Family’s agony as baby given months to live and unborn sister could share same fate
A couple are facing heartbreak after being told their ‘smiley’ little baby boy has just months to live – and their unborn daughter could face the same fate.
Emma Prestage, 29, and Scott Carney, 33, received the devastating news last month that their 13-month-old son Jace does not have long to live.
Doctors told the shocked parents their little boy has an extremely rare and incurable genetic condition called Krabbe disease.
The conditions is thought to affect just 1 in 100,000 births, and comes with a heartbreakingly low life expectancy.
It is likely that Jace will not survive past the age of two, reports the Manchester Evening News.
Emma and Scott, from Northenden, Greater Manchester, are now 30 weeks pregnant with their second child – a baby girl.
The couple now face an agonising wait to find out if their unborn daughter carries the same rare gene, and whether she will be born with the condition.
For Jace, nothing can be done by doctors or his family, apart from making him as comfortable as possible.
His parents want to raise awareness of the disease, in the hope that when little Jace is no longer with them, that his memory lives on.
Emma’s auntie, Lynsey Sutton, said the whole family have been left heartbroken by Jace’s diagnosis.
“When he was around nine months old he was a bit poorly like any normal child,” Lynsey said.
“At first, doctors thought it was an ear infection.
“But then he stopped sitting up and wasn’t able to crawl so Emma took him to A&E and they did a few tests.
“The doctors at the hospital thought it was something but didn’t know what.”
Jace had to undergo a brain scan and was then told to return for further tests to be carried out.
Around three weeks ago, Emma had to take him into hospital again, as he had stopped feeding over that weekend.
By the following Thursday, Jace had been diagnosed with Krabbe disease.
The extremely rare genetic disease destroys the protective coating of nerve cells in the brain and throughout the nervous system.
According to the NHS, in most cases signs and symptoms develop from around six months of age, with the disease usually taking sufferers’ lives by the time they are just two years old.

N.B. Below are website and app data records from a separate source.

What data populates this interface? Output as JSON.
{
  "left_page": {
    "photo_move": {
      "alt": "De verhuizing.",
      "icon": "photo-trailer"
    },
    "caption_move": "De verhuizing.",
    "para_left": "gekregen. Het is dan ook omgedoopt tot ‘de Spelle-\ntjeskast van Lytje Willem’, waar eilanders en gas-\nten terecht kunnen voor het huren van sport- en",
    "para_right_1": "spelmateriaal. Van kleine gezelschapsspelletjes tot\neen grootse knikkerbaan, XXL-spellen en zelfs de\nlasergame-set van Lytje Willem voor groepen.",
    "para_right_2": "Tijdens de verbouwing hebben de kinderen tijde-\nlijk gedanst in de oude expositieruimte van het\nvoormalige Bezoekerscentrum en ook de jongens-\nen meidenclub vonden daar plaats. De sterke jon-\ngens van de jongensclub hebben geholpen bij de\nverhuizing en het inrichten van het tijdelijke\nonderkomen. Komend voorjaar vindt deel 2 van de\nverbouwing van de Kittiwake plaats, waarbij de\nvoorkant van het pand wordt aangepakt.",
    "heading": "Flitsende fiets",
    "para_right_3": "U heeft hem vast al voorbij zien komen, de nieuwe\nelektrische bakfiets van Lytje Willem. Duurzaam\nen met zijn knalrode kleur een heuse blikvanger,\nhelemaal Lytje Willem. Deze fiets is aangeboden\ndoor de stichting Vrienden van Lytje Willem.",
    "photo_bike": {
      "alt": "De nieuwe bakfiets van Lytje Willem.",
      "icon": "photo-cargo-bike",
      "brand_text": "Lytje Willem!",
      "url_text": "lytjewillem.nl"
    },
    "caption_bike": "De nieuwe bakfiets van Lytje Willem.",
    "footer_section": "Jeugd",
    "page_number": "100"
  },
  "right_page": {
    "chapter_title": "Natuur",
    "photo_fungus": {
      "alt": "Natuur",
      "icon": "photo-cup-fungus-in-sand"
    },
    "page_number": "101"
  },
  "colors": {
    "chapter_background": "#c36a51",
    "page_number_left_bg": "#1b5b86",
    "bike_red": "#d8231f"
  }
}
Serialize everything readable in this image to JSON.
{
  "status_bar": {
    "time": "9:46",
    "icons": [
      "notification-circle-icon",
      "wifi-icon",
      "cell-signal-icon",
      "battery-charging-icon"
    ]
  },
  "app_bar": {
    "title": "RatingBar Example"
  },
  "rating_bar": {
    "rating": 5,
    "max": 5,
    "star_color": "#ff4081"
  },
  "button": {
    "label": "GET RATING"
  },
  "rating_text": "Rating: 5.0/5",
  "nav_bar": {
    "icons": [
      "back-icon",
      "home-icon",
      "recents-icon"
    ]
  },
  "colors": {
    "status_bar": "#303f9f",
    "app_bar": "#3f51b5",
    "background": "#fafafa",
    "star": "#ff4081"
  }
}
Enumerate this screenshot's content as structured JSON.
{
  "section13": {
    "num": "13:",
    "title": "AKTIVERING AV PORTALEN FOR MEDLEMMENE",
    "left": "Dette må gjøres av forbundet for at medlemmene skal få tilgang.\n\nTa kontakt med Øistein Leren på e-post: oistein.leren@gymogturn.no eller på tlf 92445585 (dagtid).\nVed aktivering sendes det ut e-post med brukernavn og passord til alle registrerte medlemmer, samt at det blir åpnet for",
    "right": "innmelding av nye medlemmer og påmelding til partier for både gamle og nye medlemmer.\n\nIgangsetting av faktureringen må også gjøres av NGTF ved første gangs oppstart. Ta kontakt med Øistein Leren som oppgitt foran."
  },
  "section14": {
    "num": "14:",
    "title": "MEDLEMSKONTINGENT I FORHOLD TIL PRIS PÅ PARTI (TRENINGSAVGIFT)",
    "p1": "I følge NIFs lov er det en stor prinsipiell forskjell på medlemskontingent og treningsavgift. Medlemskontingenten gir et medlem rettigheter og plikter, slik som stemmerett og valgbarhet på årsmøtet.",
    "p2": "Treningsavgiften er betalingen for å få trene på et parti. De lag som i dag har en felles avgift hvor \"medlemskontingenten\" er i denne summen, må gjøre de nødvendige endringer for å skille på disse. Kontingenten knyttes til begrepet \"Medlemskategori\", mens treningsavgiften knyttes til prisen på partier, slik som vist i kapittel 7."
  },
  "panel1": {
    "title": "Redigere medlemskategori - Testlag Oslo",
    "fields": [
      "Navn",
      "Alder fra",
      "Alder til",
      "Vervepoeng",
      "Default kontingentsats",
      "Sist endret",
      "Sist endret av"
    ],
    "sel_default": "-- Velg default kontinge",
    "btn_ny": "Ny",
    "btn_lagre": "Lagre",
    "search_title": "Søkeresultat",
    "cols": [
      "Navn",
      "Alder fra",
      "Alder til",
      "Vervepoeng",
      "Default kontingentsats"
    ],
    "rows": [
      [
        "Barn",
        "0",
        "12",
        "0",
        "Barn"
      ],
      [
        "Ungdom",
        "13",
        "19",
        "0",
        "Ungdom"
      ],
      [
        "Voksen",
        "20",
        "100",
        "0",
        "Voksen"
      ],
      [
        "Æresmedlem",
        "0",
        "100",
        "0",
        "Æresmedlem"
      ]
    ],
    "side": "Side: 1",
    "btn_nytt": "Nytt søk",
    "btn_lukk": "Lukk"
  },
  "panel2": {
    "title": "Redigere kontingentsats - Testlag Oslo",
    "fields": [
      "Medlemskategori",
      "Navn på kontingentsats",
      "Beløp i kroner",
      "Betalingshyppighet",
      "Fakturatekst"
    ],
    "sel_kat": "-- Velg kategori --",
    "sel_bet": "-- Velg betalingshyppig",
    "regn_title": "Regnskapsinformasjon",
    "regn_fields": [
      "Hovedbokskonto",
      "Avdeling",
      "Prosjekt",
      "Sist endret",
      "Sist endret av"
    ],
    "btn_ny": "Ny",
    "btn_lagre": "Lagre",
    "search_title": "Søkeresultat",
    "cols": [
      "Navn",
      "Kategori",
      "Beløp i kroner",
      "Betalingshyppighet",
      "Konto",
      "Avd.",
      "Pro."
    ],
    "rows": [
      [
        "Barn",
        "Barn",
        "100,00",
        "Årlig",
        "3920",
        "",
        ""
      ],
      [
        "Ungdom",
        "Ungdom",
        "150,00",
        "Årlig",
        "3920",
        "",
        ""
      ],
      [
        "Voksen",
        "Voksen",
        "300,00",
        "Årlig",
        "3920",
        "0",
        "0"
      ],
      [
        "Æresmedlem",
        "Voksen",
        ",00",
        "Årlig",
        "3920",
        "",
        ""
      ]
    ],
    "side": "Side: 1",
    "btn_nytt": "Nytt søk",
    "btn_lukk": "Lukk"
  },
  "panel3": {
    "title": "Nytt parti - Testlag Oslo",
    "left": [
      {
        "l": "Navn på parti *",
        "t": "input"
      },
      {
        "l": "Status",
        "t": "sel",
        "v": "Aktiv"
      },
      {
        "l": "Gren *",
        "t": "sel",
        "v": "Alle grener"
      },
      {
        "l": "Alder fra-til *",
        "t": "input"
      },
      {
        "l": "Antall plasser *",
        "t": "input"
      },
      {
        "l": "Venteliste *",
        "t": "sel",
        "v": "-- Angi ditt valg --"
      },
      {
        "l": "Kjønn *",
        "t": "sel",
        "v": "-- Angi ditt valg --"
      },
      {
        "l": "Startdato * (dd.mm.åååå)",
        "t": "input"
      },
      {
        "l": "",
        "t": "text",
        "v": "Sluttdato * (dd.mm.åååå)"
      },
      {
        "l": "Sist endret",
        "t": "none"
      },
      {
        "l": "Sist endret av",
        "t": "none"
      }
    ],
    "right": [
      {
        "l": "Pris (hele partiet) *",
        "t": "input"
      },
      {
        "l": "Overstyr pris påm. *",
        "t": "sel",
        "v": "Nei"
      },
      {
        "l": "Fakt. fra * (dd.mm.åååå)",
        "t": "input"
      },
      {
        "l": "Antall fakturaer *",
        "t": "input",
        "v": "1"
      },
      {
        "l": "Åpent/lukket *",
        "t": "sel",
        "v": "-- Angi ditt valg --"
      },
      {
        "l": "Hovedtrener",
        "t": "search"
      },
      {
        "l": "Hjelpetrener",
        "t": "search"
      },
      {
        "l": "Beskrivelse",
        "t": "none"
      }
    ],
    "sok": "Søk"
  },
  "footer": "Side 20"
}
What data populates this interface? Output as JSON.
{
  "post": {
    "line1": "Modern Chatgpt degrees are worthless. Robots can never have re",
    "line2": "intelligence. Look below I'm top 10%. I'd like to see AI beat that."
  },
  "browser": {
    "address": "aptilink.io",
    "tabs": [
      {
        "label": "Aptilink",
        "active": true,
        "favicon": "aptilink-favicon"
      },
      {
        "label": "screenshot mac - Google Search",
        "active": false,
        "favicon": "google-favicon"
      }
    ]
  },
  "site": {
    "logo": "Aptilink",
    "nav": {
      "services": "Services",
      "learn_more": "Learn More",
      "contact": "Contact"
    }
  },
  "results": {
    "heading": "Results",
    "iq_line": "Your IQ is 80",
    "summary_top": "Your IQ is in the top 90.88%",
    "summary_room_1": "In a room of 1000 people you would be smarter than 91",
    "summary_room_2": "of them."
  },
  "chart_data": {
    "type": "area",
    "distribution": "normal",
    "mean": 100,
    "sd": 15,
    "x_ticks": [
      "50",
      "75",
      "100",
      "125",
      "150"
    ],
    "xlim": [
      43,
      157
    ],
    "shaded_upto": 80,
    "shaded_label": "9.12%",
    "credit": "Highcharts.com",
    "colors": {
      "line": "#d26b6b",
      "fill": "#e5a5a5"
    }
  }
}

“Wythenshawe Hospital didn’t know much about it because they hadn’t seen a case in over 20 years,” Lynsey said.
“There are only four cases in the UK of children that have it and are still alive.
“It is so rare. Even when you look on the website there is barely anything about it.”
Despite there being just a one in 100,000 chance of carrying the gene, both Emma and her partner Scott are carriers.
The couple understand that there is a one in four chance that their unborn daughter will have the condition, and a 50 per cent chance she will be a carrier.
Sadly, even if their daughter is born without the gene – time is running out for Jace.
“There is nothing they can do for him now other than make him comfortable – it’s just the cruellest thing ever,” Lynsey said.
“He is unable to move his arms and legs and he can’t swallow. A lot of children go blind or deaf. The whole body just shuts down.”
Jace’s family say the only blessing is that he is too young to understand what is happening to him.
But for his parents, and wider family, the diagnosis has been devastating.
“Emma is an absolute solider, she has pulled it together for everyone else,” added Lynsey.
“She is coping as well as she can whilst being 30 weeks pregnant with a child that could potentially have Krabbe.
“The whole family is feeling it because we are all so close.
“You kind of feel hopeless because there is nothing we can really do.”
The family want to raise awareness of the disease, as well as ensuring Jace’s legacy lives on.
A sponsored walk at Sale Water Park has been organised for this weekend, and a GoFundMe page has been set up to help Emma and Scott make memories with Jace.
Lynsey said: “Jace is the smiliest little boy. Throughout all of this and everything he’s been through his smile can still light up a room.”